Ranbir Kapoor, son of Rishi Kapoor got off to a pretty good start in his movie career, but has run a few flops. This movie should set him back on the right path. Deepika Padukone has been doing very well and has even deviated off commercial movies to more artistic challenges with success. The two were a couple a few years ago, but broke up. Deepika once insulted Ranbir on a tv talk show in a very delicate manner. However they really fit together very well--both loving and hurting each other.
One other actor deserves mention, Javed Sheikh who plays Ranbir's father. He displays some subtle emotion when it makes a big difference.
A common thread throughout is story telling. There is some sort of theatrical presentation at the beginning, but before long the camera switched to a scene with a young boy being enthralled by an older reluctant story teller who he pays. At first the story teller recounts a tale from Hindu mythology and later of the ancient Greeks. Later we hear references to Biblical stories.
In the romance Deepika is imagined as a bold thief with access to a fortune in gold. Ranbir pictures himself as a spy chasing her. Much later this plays into another connecting mechanism.
A. R. Rahman, known to North Americans for the Oscar winning music in "Slumdog Millionaire"wrote the music. He has written some of the best music ever written for movies. The music in "Tamasha" is good, but not his best. I did add one song to my iTunes collection.
Interesting locations. A major part is in Corsica where the two main characters meet and enjoy the land and seascape. Other scenes included Kolkotta, Delhi, Simla and Tokyo (where rain cut down the scenery they wanted). Overall the cinematography is excellent.
The book "Catch 22" was the mechanisms to allow them to reconnect. The man brought a copy to Corsica with a book store mark and he commented on where he got it. A few years later it enabled the woman to find our hero in a different city.
This is a very visual movie with lots of ingenuous settings. Many details are used to make a point, some of which you will catch easily, but others you will appreciate more with a subsequent viewing.
In Bollywood stories are told with scenery, music, dance and of course words. The viewer will see that based on his story telling talents the hero gains more tools over time.

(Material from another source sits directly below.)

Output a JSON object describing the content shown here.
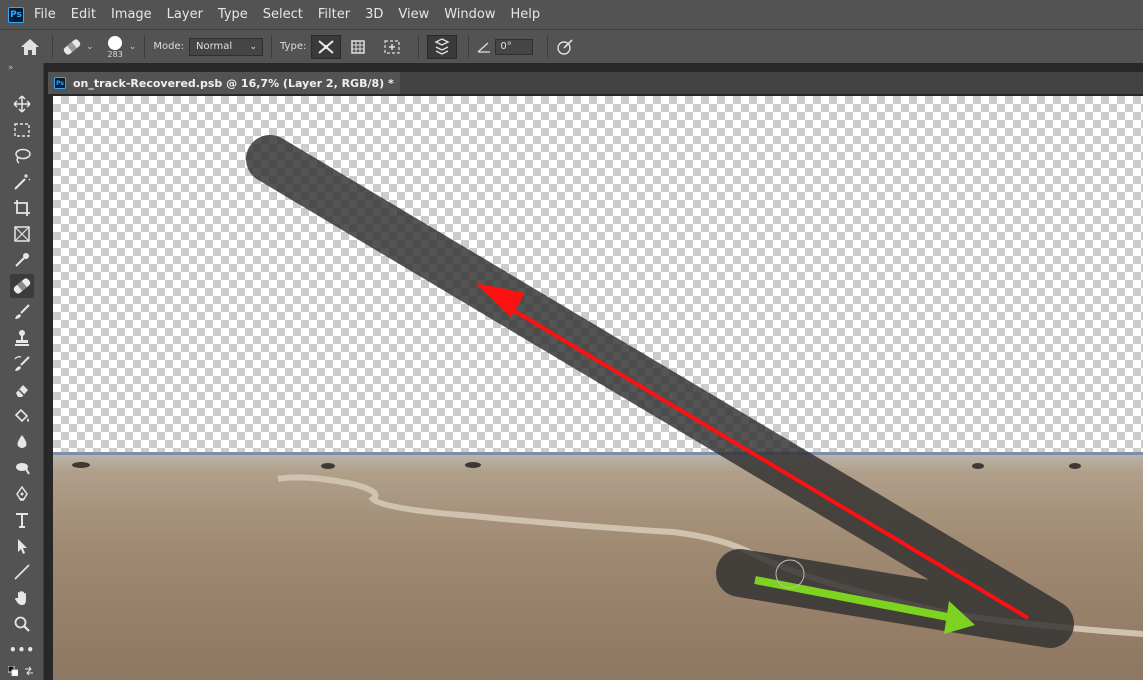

Story telling is important to us all. I remember writing about how important stories are to selling products and ideas: see http://www.johnfdavidson.com/2011/06/tell-to-win-offers-winning-formula.html People don't buy statistics at least not until after they hear the story. The best story tellers use all sorts of tools when they get the opportunity.